::: Records for this task :::

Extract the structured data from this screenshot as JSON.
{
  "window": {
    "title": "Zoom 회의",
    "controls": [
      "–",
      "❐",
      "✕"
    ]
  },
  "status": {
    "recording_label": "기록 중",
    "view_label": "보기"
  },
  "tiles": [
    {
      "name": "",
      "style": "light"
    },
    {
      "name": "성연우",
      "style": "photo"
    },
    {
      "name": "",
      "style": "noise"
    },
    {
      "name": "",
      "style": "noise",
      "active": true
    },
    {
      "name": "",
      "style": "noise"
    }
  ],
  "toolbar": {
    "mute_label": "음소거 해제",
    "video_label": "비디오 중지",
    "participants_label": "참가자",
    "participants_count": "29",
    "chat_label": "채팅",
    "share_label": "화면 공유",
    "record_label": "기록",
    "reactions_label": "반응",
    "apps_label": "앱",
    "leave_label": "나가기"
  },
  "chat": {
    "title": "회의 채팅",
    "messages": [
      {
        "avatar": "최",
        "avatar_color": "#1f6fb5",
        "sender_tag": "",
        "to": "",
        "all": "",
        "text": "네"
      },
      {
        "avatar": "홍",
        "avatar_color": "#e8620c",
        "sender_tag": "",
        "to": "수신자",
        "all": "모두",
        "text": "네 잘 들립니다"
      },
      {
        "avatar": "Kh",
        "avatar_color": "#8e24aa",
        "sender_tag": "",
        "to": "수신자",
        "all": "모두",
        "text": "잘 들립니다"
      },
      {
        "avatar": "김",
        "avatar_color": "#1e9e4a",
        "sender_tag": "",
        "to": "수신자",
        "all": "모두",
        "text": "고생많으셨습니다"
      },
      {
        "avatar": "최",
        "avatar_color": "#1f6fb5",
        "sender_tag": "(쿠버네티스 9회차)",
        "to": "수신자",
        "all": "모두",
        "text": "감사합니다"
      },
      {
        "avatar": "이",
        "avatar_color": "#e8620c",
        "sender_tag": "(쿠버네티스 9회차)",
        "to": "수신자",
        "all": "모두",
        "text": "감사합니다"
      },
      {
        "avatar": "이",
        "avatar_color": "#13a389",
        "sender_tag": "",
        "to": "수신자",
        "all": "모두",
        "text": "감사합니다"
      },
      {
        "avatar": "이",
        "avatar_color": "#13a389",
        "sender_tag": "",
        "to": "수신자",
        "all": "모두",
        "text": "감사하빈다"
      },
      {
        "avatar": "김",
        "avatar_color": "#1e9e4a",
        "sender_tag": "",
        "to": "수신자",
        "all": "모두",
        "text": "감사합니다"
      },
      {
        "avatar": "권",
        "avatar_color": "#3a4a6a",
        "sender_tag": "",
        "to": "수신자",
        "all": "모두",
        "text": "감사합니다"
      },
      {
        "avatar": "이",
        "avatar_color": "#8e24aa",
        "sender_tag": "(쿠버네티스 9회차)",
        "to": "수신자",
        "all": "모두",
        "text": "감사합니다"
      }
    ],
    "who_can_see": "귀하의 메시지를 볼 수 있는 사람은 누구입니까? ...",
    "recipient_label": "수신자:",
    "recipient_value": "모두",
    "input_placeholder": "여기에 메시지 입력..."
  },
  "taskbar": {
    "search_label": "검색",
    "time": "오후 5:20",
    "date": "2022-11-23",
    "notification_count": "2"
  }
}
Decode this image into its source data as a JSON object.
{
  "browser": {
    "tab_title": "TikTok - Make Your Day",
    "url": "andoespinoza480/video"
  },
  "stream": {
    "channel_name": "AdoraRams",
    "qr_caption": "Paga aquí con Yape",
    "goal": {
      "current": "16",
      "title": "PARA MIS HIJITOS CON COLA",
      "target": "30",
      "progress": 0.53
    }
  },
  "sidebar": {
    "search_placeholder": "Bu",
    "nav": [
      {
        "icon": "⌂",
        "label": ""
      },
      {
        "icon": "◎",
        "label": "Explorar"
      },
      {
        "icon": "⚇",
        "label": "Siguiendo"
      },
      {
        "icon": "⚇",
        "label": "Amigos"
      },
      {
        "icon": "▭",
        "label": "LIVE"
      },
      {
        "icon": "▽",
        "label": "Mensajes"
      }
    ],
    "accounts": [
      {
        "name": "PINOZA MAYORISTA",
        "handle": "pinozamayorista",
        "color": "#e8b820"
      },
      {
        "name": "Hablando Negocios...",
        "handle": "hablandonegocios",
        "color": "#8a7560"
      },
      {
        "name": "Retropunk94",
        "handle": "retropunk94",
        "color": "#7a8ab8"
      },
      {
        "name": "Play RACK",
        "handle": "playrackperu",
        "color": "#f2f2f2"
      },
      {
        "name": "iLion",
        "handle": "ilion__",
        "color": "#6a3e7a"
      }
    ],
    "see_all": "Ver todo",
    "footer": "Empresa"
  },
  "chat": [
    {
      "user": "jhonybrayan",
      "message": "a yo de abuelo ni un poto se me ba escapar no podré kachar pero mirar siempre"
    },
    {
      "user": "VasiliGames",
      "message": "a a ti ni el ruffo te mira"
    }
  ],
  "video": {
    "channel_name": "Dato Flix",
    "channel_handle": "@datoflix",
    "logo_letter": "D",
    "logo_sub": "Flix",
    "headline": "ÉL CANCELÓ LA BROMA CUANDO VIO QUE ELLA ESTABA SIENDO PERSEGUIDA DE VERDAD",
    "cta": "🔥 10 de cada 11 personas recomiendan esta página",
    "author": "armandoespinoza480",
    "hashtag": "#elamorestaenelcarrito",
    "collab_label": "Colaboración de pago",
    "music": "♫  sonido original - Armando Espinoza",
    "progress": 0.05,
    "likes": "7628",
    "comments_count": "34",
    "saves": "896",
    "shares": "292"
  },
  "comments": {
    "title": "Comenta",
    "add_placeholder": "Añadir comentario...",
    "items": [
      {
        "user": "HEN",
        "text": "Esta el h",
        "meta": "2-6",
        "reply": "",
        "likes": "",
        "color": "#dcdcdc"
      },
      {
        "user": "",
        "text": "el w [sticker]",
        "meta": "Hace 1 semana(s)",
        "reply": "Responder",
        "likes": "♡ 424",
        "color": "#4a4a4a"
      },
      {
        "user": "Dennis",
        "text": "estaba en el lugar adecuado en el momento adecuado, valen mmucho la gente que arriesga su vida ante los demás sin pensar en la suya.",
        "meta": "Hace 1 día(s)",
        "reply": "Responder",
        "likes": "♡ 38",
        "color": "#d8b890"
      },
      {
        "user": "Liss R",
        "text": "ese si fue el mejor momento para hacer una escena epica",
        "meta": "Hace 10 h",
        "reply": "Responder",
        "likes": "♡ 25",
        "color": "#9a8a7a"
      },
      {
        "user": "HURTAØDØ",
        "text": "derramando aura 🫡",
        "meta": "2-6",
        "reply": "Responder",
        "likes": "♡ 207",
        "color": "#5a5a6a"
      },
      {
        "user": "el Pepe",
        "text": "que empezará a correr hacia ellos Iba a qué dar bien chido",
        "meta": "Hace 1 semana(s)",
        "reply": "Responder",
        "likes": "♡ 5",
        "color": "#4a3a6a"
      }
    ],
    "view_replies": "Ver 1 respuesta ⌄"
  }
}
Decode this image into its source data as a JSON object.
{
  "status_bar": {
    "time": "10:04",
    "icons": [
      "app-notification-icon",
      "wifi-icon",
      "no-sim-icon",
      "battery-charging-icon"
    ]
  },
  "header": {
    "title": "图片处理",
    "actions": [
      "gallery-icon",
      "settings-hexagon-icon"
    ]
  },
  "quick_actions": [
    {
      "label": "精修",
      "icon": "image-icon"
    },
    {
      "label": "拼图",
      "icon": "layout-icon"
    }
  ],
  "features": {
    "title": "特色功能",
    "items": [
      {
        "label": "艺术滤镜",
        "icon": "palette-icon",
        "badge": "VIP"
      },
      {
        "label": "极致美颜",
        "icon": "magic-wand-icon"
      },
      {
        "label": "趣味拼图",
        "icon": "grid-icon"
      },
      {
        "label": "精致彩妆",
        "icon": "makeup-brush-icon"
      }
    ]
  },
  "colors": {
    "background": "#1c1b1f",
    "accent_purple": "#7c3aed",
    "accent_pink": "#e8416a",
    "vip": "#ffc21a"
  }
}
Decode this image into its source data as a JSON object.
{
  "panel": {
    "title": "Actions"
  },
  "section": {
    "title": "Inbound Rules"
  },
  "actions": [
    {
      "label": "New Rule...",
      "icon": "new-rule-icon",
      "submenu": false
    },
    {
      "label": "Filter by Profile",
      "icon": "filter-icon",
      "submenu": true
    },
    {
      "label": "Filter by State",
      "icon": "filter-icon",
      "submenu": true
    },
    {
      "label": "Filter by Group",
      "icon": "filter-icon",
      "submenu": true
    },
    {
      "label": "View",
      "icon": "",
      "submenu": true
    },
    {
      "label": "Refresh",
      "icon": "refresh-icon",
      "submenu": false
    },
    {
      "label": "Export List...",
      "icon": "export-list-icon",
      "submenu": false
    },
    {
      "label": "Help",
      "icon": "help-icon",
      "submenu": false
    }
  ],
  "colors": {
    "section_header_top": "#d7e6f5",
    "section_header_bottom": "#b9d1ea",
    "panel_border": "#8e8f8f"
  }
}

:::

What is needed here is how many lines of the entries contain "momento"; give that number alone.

= Solution to the problem =
2